Building the Business Case for Emerging Medical Technology
MILI’s Valuation Lab is a training ground for students and inventors
Medical technology inventors typically have an idea and they want to know how to turn that idea into a business. To help them realize the market potential of their inventions, students from the Carlson School and seven other University colleges provide evaluations of new medical innovations through the Medical Industry Valuation Lab course.
Sponsored by MILI, the Valuation Lab “helps inventors accelerate the innovation pipeline, prepares students for leadership roles in the medical device industry, and benefits Minnesota’s economic development,” says MILI Director Steve Parente. “Inventors want to see whether a technology or idea they’ve been working on has good market value. During the class, students analyze it the way an investor would to see if it’s a valuable investment or not.”
To gain the skills they’ll need to do an evaluation, students start each semester with a day-long “boot camp” where they hear presentations on topics like marketing, intellectual property, valuation, regulatory rules, reimbursement, and licensing. Once an assignment (invention) is identified, the students form teams and work together for five weeks to evaluate it. In the fifth week, students give a final presentation to the inventor(s). The process is repeated three times during a semester.

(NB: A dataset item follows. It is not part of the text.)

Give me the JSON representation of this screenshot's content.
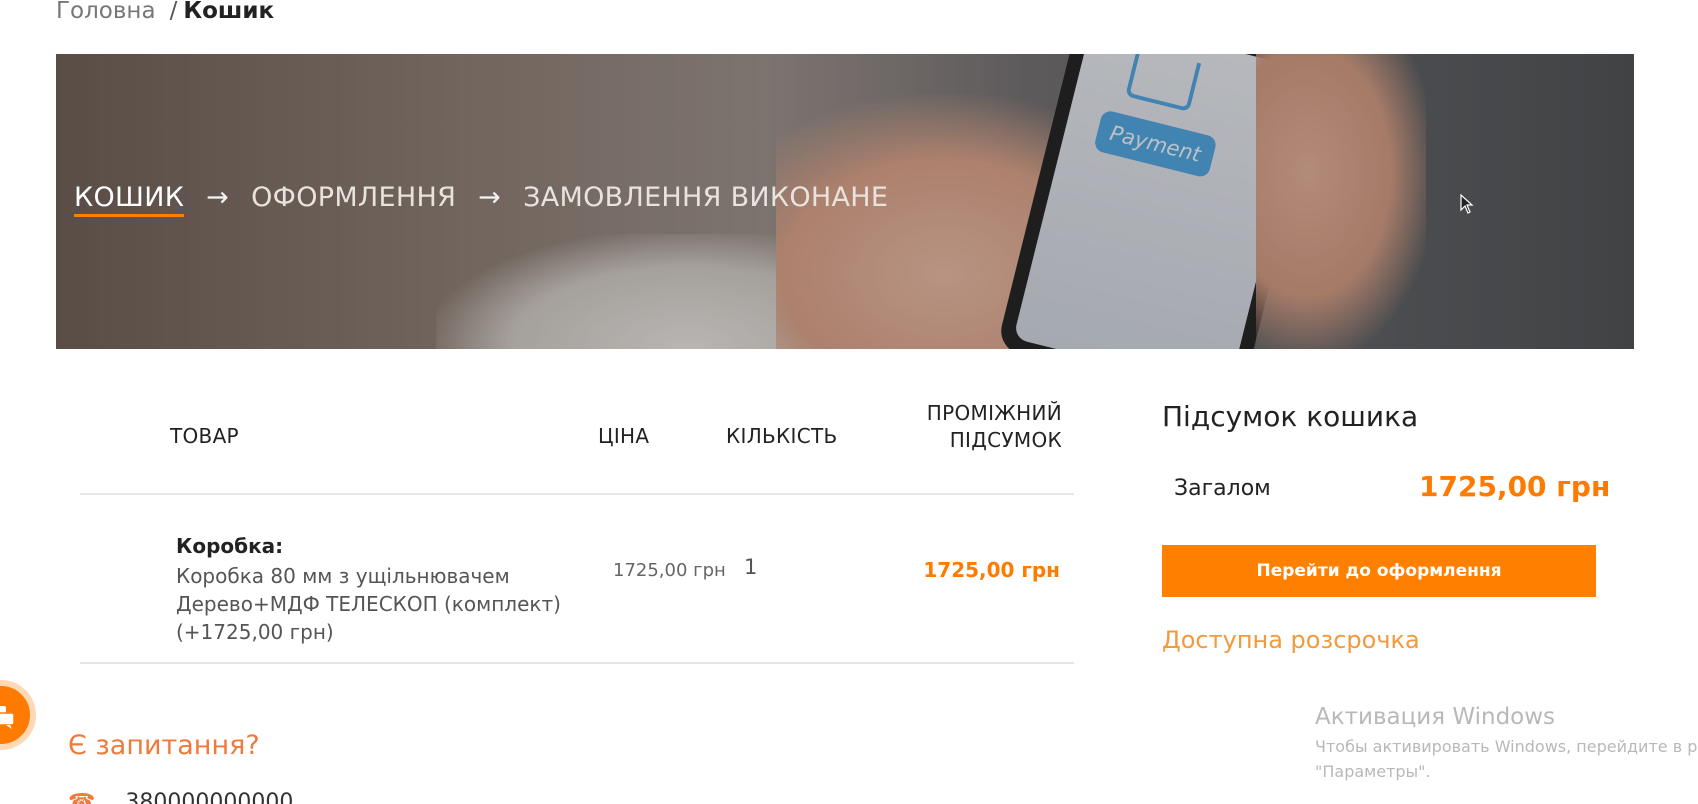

Students gain invaluable experience evaluating medical innovations and working with students from other disciplines, inventors, and industry experts.
Opening the Door to Chinese Technology
The Valuation Lab course will soon expand its scope even further due to a new partnership between the Carlson School and the School of Medical Instruments and Food Engineering at the University of Shanghai for Science and Technology (USST). Thanks to the agreement, Valuation Lab students will soon evaluate medical technology innovations and new products from China’s emerging health care market.
The collaboration was proposed by Carlson School alumnus Ge Yan, ’11 MBA. Yan also helped facilitate negotiations between the two schools. “The Chinese medical industry is expected to experience double-digit growth for the next five years,” says Parente. “As these opportunities open up, more American companies will do business in the Chinese market. Future leaders will need both international and intercultural experience.”
Parente expects MILI’s Valuation Lab students to develop advanced communication and collaboration skills as they gain exposure to global technology innovations, venture firms, and inventors. “By applying their professional expertise across cultures, industries, and cutting-edge markets in real time, students on both ends of this partnership will develop a deeper understanding of international business and a long-lasting global network of friends and colleagues,” he says.
MILI fellows Program Deepens Experience
Each year, four to six outstanding students who have taken the Valuation Lab course are selected to work as MILI Fellows alongside the Innovation Fellows of the College of Science & Engineering’s Medical Devices Center. In a year-long project, these students work together on new products. As the Medical Device Fellows develop new products, the MILI Fellows provide the business case for each product in its research and development phase. This valuable, real-world experience allows Carlson School students to bring cutting-edge technologies out of the lab and into the hands of physicians, patients, and investors.